Autodesk’s Q1 Fiscal 2010 Results
June 1st, 2009 by Susan Smith
On May 21st Autodesk announced their Q1 fiscal 2010 results, reporting revenues of $426 million, a decrease of 29 percent compared to the first quarter of fiscal 2010.
This announcement seemed to rock not only the AEC industry where Autodesk is #1, but also the GIS and MCAD industries as well and, in fact, every industry that relies on Autodesk products. The revenues reflect what is happening globally – other technology providers also report significant decreases, but the drop of revenues for a bastion of the industry marks a change that has appeared imminent in recent months.
“Our revenue results for the quarter continue to reflect the global economic downturn, which is impacting our business on almost every front,” said Carl Bass, Autodesk president and CEO in the press release. “We made significant progress in our continued effort to improve our cost structure and ongoing efficiencies, which resulted in lower than expected operating costs for the quarter and greater than expected earnings per share and cash flow.”
See press release
Autodesk jumps after results, Reuters, May 22, 2009
Autodesk swings to loss, will cut about 430 jobs Marketwatch, May 21, 2009
Back at AU last November, Bass had stated in a press conference the company has $1 billion in assets and no debt, well positioned to weather economic strife. Bass said that Autodesk produces 150 products, most of which generate almost no revenue. Selling them standalone is not a good idea, and the company is looking into bundling some of them. This was a red flag that the company would have to trim the fat — whatever that fat might be.

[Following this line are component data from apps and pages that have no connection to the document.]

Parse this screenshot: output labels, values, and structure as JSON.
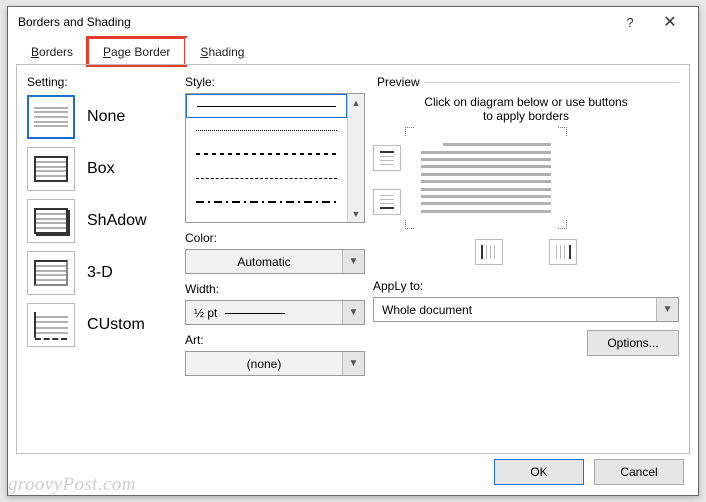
{
  "titlebar": {
    "title": "Borders and Shading",
    "help": "?",
    "close": "✕"
  },
  "tabs": {
    "borders": "Borders",
    "borders_u": "B",
    "pageborder": "Page Border",
    "pageborder_u": "P",
    "shading": "Shading",
    "shading_u": "S"
  },
  "settings": {
    "label": "Setting:",
    "none": "None",
    "none_u": "N",
    "box": "Box",
    "box_u": "x",
    "shadow": "Shadow",
    "shadow_u": "A",
    "threeD": "3-D",
    "threeD_u": "D",
    "custom": "Custom",
    "custom_u": "U"
  },
  "style": {
    "label": "Style:",
    "style_u": "y",
    "color_label": "Color:",
    "color_u": "C",
    "color_value": "Automatic",
    "width_label": "Width:",
    "width_u": "W",
    "width_value": "½ pt",
    "art_label": "Art:",
    "art_u": "r",
    "art_value": "(none)"
  },
  "preview": {
    "legend": "Preview",
    "hint1": "Click on diagram below or use buttons",
    "hint2": "to apply borders"
  },
  "applyto": {
    "label": "Apply to:",
    "label_u": "L",
    "value": "Whole document"
  },
  "options": {
    "label": "Options...",
    "label_u": "O"
  },
  "footer": {
    "ok": "OK",
    "cancel": "Cancel"
  },
  "watermark": "groovyPost.com"
}
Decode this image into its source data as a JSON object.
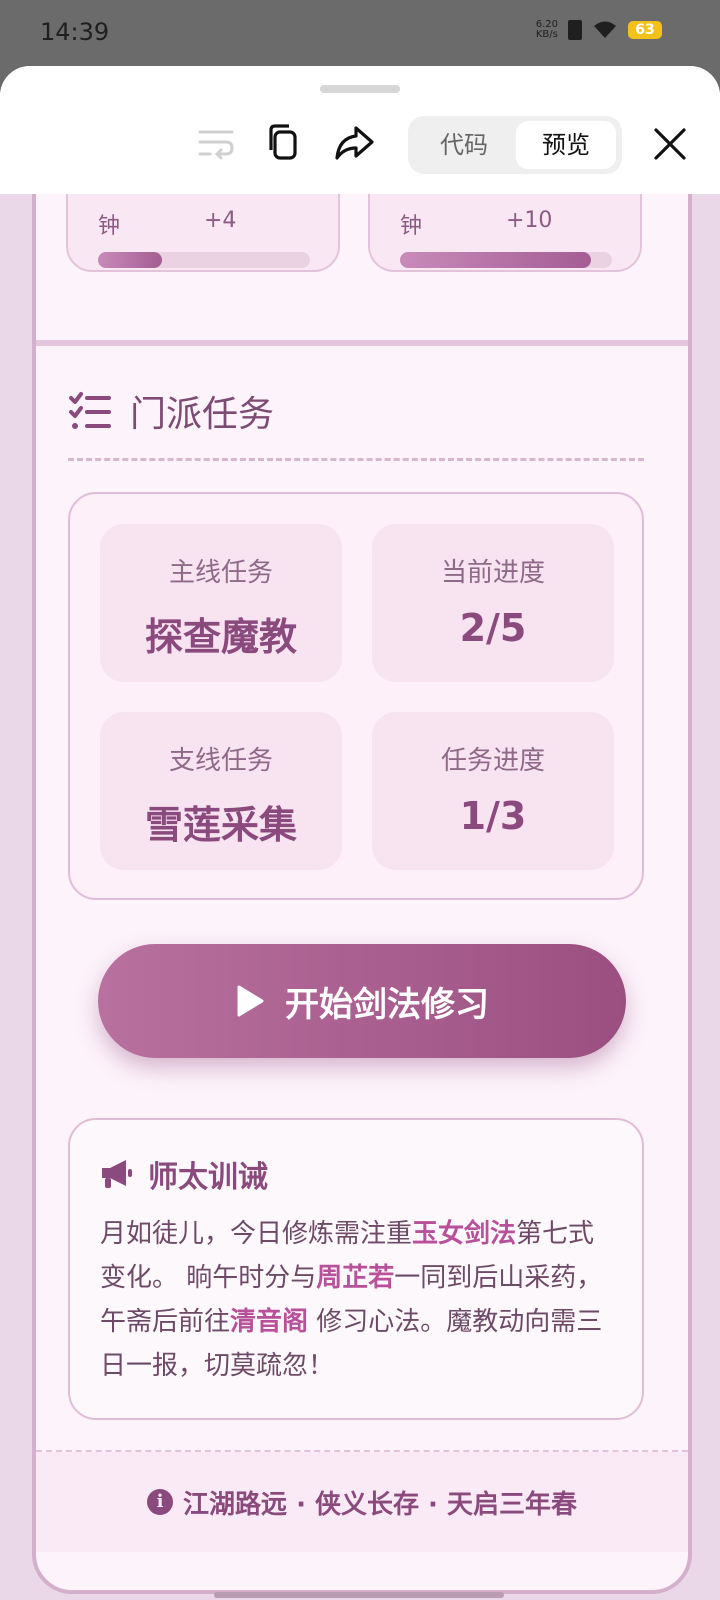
{
  "status": {
    "time": "14:39",
    "net_speed_value": "6.20",
    "net_speed_unit": "KB/s",
    "battery": "63"
  },
  "toolbar": {
    "tab_code": "代码",
    "tab_preview": "预览",
    "active_tab": "预览"
  },
  "stats": [
    {
      "label": "钟",
      "delta": "+4",
      "progress": 0.3
    },
    {
      "label": "钟",
      "delta": "+10",
      "progress": 0.9
    }
  ],
  "section": {
    "title": "门派任务"
  },
  "tasks": [
    {
      "label": "主线任务",
      "value": "探查魔教"
    },
    {
      "label": "当前进度",
      "value": "2/5"
    },
    {
      "label": "支线任务",
      "value": "雪莲采集"
    },
    {
      "label": "任务进度",
      "value": "1/3"
    }
  ],
  "start_button": {
    "label": "开始剑法修习"
  },
  "notice": {
    "title": "师太训诫",
    "p1": "月如徒儿，今日修炼需注重",
    "h1": "玉女剑法",
    "p2": "第七式变化。 晌午时分与",
    "h2": "周芷若",
    "p3": "一同到后山采药，午斋后前往",
    "h3": "清音阁",
    "p4": " 修习心法。魔教动向需三日一报，切莫疏忽！"
  },
  "footer": {
    "text": "江湖路远 · 侠义长存 · 天启三年春"
  },
  "colors": {
    "accent": "#8b4a7e",
    "highlight": "#b8509a",
    "frame_border": "#d5b0cc"
  }
}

A scale back was to be expected. Autodesk continues to make acquisitions, but they are also selling some of their assets: for example, the sale of the assets of LocationLogic to TeleCommunication Systems, Inc. ( TCS) for approximately $25 million. In terms of business, according to a recent article, substantially all of the LocationLogic revenue stream is recurring service revenue from hosted infrastructure software and location-based applications.

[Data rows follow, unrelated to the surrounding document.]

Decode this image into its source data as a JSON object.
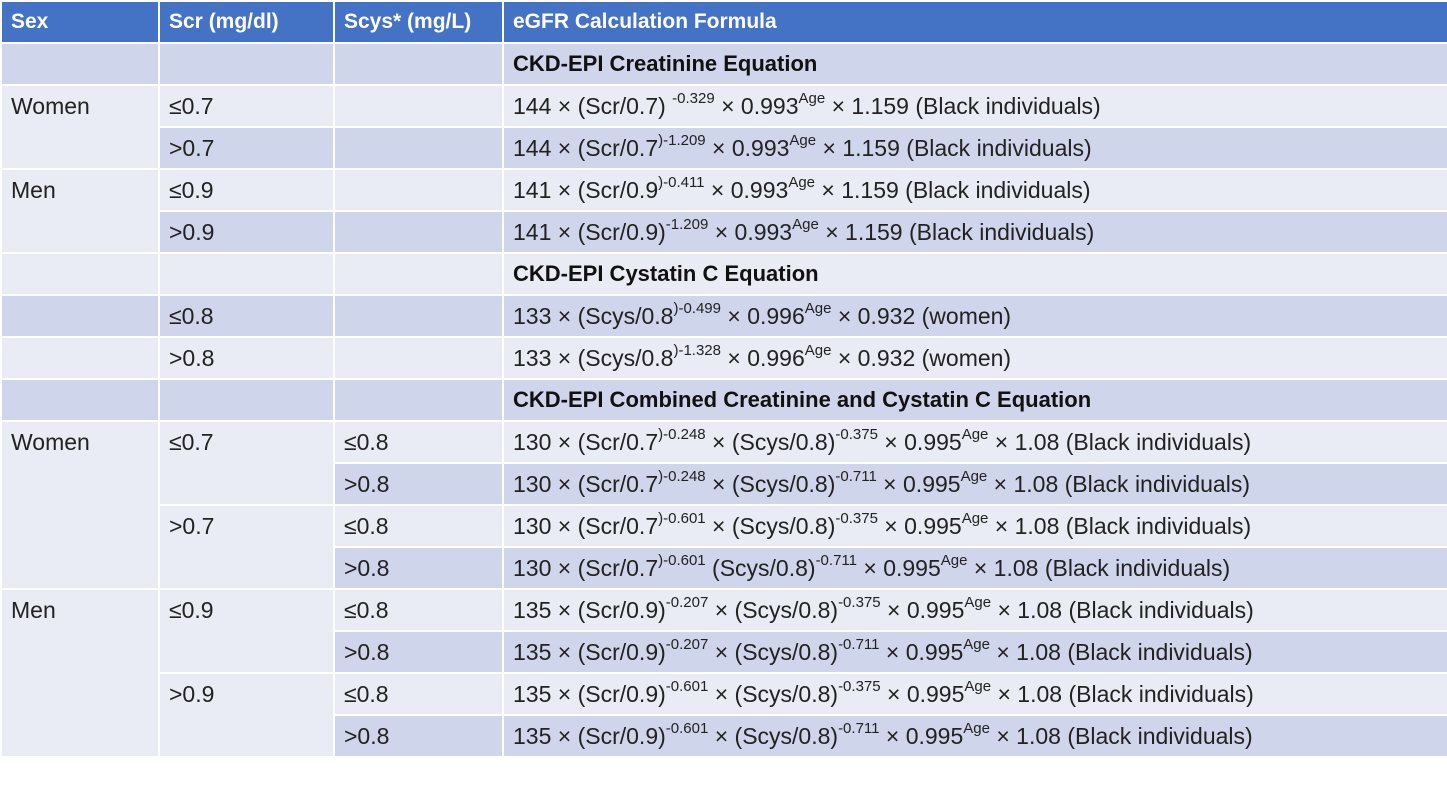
{
  "colors": {
    "header_bg": "#4472c4",
    "row_dark": "#cfd5ea",
    "row_light": "#e9ebf5"
  },
  "headers": [
    "Sex",
    "Scr (mg/dl)",
    "Scys* (mg/L)",
    "eGFR Calculation Formula"
  ],
  "sections": {
    "creatinine": "CKD-EPI Creatinine Equation",
    "cystatin": "CKD-EPI Cystatin C Equation",
    "combined": "CKD-EPI Combined Creatinine and Cystatin C Equation"
  },
  "labels": {
    "women": "Women",
    "men": "Men",
    "le07": "≤0.7",
    "gt07": ">0.7",
    "le09": "≤0.9",
    "gt09": ">0.9",
    "le08": "≤0.8",
    "gt08": ">0.8"
  },
  "formulas": {
    "cr_w_le": [
      "144 × (Scr/0.7) ",
      "-0.329",
      " × 0.993",
      "Age",
      " × 1.159 (Black individuals)"
    ],
    "cr_w_gt": [
      "144 × (Scr/0.7",
      ")-1.209",
      " × 0.993",
      "Age",
      " × 1.159 (Black individuals)"
    ],
    "cr_m_le": [
      "141 × (Scr/0.9",
      ")-0.411",
      " × 0.993",
      "Age",
      " × 1.159 (Black individuals)"
    ],
    "cr_m_gt": [
      "141 × (Scr/0.9)",
      "-1.209",
      " × 0.993",
      "Age",
      " × 1.159 (Black individuals)"
    ],
    "cy_le": [
      "133 × (Scys/0.8",
      ")-0.499",
      " × 0.996",
      "Age",
      " × 0.932 (women)"
    ],
    "cy_gt": [
      "133 × (Scys/0.8",
      ")-1.328",
      " × 0.996",
      "Age",
      " × 0.932 (women)"
    ],
    "co_w_le_le": [
      "130 × (Scr/0.7",
      ")-0.248",
      " × (Scys/0.8)",
      "-0.375",
      " × 0.995",
      "Age",
      " × 1.08 (Black individuals)"
    ],
    "co_w_le_gt": [
      "130 × (Scr/0.7",
      ")-0.248",
      " × (Scys/0.8)",
      "-0.711",
      " × 0.995",
      "Age",
      " × 1.08 (Black individuals)"
    ],
    "co_w_gt_le": [
      "130 × (Scr/0.7",
      ")-0.601",
      " × (Scys/0.8)",
      "-0.375",
      " × 0.995",
      "Age",
      " × 1.08 (Black individuals)"
    ],
    "co_w_gt_gt": [
      "130 × (Scr/0.7",
      ")-0.601",
      " (Scys/0.8)",
      "-0.711",
      " × 0.995",
      "Age",
      " × 1.08 (Black individuals)"
    ],
    "co_m_le_le": [
      "135 × (Scr/0.9)",
      "-0.207",
      " × (Scys/0.8)",
      "-0.375",
      " × 0.995",
      "Age",
      " × 1.08 (Black individuals)"
    ],
    "co_m_le_gt": [
      "135 × (Scr/0.9)",
      "-0.207",
      " × (Scys/0.8)",
      "-0.711",
      " × 0.995",
      "Age",
      " × 1.08 (Black individuals)"
    ],
    "co_m_gt_le": [
      "135 × (Scr/0.9)",
      "-0.601",
      " × (Scys/0.8)",
      "-0.375",
      " × 0.995",
      "Age",
      " × 1.08 (Black individuals)"
    ],
    "co_m_gt_gt": [
      "135 × (Scr/0.9)",
      "-0.601",
      " × (Scys/0.8)",
      "-0.711",
      " × 0.995",
      "Age",
      " × 1.08 (Black individuals)"
    ]
  }
}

One can only guess that these decisions weren’t made lightly; looking at the numbers, products that are not earning sufficient revenue or which might present significant challenges in integration may be let go or drop by the wayside.
Already eager to bring attention to the wavering numbers of the Q1 results, some competing vendors have suggested that Autodesk customers may want to jump ship and move to their less popular products in an I’ll-show-you move. To me, this doesn’t make sense. Most Autodesk shops are heavily invested in Autodesk products, not just one or two seats of AutoCAD but numerous products that are well integrated with the primary bodybuilder, AutoCAD. Customers may be open to trying free software from the less expensive, less well known vendors, but they’ll be hard pressed to get their systems folks to change. Fact is, competing software companies are also feeling the pinch so customers may feel safer sticking with the known quantity.
It’s difficult to tell at this point how much this will affect the GIS industry. Autodesk provides some valuable geospatial products that complement their CAD offerings, but it is not the #1 GIS provider.
Title: GISCafe Today